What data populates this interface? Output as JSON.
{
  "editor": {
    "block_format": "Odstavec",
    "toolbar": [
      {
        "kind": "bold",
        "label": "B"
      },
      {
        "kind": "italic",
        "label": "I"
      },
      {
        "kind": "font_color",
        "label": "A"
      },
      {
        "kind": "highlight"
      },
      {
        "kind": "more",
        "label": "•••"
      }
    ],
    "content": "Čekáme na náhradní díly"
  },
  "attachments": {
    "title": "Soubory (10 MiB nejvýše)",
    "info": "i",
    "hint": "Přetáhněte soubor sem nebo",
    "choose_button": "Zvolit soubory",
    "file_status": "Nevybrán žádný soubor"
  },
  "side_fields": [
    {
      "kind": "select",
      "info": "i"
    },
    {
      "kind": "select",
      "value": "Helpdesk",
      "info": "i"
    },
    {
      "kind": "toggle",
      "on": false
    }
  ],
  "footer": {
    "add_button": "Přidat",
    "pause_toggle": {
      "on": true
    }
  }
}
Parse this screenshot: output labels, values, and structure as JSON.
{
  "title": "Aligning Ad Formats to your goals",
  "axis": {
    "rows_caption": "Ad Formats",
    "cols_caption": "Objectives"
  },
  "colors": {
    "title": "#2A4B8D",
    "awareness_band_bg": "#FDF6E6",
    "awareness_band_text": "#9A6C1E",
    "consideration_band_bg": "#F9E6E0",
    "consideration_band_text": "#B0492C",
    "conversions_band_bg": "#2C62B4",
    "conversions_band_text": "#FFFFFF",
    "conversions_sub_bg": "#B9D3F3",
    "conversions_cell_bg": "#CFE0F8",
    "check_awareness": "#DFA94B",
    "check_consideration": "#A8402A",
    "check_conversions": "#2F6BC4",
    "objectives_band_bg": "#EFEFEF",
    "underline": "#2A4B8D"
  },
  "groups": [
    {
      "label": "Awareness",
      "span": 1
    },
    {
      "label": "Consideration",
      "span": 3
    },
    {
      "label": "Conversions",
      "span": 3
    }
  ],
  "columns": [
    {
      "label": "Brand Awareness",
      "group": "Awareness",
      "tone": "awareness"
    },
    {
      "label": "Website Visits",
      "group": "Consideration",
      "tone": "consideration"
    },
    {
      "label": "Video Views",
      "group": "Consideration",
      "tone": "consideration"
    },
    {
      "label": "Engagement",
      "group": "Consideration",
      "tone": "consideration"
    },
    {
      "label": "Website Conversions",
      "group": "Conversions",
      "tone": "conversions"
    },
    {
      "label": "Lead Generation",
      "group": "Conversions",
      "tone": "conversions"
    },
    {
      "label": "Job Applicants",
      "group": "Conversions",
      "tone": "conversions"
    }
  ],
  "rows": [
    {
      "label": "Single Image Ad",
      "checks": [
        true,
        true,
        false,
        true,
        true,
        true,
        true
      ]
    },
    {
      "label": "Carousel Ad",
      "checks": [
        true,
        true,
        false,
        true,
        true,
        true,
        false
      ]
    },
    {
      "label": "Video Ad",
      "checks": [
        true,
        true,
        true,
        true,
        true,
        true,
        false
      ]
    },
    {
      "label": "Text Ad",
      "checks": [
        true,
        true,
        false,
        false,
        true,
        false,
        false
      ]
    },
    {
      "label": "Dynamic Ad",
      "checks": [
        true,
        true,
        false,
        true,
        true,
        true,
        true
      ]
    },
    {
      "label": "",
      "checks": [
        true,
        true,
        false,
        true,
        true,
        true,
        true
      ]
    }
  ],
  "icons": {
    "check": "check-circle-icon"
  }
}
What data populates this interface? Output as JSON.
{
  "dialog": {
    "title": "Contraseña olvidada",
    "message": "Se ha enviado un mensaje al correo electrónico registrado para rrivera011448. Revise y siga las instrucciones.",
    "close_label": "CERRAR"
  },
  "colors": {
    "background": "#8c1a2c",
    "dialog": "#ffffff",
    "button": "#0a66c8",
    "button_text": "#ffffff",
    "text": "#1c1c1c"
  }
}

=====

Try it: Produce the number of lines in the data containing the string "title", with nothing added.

Output: 4